● **Source records**
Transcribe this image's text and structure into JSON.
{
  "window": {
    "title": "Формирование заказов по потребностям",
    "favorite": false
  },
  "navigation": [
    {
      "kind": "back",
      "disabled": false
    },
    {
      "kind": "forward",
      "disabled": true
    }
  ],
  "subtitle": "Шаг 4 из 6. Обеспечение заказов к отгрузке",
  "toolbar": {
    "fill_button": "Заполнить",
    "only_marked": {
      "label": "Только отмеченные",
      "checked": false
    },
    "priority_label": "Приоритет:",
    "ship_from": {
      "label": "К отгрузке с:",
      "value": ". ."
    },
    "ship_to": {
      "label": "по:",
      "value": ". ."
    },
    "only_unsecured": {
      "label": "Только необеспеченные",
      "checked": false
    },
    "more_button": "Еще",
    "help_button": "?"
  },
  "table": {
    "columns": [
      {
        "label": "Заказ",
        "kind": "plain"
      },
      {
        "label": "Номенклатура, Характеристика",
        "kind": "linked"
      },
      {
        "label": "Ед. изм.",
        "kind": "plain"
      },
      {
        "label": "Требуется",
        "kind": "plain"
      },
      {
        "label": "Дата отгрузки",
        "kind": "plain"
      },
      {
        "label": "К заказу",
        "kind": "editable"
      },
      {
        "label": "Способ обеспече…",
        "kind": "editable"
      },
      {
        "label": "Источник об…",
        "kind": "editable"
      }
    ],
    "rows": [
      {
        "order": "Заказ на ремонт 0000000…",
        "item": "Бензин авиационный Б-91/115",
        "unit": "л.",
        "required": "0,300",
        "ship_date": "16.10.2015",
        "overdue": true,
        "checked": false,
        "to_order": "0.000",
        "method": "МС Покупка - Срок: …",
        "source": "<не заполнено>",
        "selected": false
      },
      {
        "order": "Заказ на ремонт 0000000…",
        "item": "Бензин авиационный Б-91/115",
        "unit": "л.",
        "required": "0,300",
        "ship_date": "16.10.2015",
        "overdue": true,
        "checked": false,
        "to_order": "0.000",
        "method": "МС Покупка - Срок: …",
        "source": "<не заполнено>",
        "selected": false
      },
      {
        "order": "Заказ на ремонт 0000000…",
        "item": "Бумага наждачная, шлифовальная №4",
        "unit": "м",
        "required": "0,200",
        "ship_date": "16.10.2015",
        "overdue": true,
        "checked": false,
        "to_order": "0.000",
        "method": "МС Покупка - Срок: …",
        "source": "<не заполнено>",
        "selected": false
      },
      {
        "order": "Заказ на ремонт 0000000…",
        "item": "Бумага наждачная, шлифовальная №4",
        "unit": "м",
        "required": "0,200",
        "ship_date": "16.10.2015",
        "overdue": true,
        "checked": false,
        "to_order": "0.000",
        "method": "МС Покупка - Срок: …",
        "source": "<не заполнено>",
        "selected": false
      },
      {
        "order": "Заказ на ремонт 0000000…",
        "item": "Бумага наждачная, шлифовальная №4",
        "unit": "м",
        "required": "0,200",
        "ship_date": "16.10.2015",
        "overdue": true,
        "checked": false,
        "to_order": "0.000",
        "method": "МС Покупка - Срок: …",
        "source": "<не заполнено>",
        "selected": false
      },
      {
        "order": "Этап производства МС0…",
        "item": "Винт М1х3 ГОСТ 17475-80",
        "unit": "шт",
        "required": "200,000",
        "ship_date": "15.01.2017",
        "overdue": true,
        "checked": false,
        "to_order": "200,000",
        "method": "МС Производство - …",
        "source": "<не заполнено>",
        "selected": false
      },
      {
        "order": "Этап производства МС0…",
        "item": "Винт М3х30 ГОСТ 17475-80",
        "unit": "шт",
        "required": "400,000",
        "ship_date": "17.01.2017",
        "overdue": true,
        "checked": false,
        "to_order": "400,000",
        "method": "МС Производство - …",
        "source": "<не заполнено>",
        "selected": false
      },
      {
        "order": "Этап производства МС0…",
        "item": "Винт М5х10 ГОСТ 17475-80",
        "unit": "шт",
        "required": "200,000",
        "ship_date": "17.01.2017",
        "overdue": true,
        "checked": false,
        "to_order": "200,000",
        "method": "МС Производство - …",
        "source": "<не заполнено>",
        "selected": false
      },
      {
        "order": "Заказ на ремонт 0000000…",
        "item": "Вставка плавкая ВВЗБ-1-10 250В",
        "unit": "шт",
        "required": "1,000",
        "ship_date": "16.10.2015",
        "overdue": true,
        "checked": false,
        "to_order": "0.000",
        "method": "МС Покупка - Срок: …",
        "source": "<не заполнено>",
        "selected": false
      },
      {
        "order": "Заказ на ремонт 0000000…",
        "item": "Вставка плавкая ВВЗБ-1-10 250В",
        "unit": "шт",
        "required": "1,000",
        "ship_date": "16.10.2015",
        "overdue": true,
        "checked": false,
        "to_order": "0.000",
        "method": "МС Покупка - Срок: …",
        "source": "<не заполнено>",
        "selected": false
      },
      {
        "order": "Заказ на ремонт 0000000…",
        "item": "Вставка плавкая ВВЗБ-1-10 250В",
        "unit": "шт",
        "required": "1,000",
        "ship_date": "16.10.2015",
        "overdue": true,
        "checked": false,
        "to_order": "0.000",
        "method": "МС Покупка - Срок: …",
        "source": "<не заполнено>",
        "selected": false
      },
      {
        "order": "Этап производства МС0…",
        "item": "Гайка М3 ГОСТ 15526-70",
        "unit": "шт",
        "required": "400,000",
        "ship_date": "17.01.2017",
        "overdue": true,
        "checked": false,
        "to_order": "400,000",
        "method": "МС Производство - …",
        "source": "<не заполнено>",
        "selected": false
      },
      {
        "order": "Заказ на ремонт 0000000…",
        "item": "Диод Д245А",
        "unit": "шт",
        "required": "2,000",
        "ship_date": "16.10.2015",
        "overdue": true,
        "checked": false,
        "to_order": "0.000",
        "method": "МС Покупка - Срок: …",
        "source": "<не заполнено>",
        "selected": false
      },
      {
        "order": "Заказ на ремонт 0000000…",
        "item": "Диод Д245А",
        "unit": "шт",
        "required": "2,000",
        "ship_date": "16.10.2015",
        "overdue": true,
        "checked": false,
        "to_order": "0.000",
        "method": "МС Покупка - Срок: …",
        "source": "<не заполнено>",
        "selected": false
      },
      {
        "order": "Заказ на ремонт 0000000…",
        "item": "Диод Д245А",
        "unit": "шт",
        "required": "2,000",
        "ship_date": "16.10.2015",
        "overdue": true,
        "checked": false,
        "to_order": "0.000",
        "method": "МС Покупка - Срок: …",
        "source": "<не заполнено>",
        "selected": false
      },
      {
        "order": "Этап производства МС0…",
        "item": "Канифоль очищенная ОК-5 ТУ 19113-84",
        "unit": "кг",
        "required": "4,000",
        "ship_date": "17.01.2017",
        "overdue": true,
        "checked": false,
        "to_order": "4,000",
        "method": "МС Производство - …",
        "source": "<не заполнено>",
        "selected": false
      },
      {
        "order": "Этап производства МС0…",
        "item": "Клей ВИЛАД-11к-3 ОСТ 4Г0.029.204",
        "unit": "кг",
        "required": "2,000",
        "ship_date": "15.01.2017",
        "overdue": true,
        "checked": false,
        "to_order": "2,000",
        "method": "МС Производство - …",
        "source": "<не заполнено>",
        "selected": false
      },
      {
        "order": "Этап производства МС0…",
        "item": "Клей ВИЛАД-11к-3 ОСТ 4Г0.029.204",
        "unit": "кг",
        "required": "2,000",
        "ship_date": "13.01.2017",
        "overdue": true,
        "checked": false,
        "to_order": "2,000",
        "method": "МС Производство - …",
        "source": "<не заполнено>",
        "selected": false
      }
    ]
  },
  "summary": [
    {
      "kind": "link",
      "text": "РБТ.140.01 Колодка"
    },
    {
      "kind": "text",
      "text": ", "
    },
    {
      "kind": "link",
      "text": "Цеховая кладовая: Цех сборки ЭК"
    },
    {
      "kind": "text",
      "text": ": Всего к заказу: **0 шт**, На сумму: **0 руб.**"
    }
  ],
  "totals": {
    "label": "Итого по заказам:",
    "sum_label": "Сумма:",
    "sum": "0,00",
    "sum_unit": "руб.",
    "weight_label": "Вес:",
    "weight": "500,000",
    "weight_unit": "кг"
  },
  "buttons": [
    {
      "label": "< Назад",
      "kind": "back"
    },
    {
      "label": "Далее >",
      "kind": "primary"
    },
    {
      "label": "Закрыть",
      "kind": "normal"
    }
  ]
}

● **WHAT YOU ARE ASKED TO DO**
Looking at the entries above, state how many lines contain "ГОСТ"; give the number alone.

● **ANSWER BOX**
4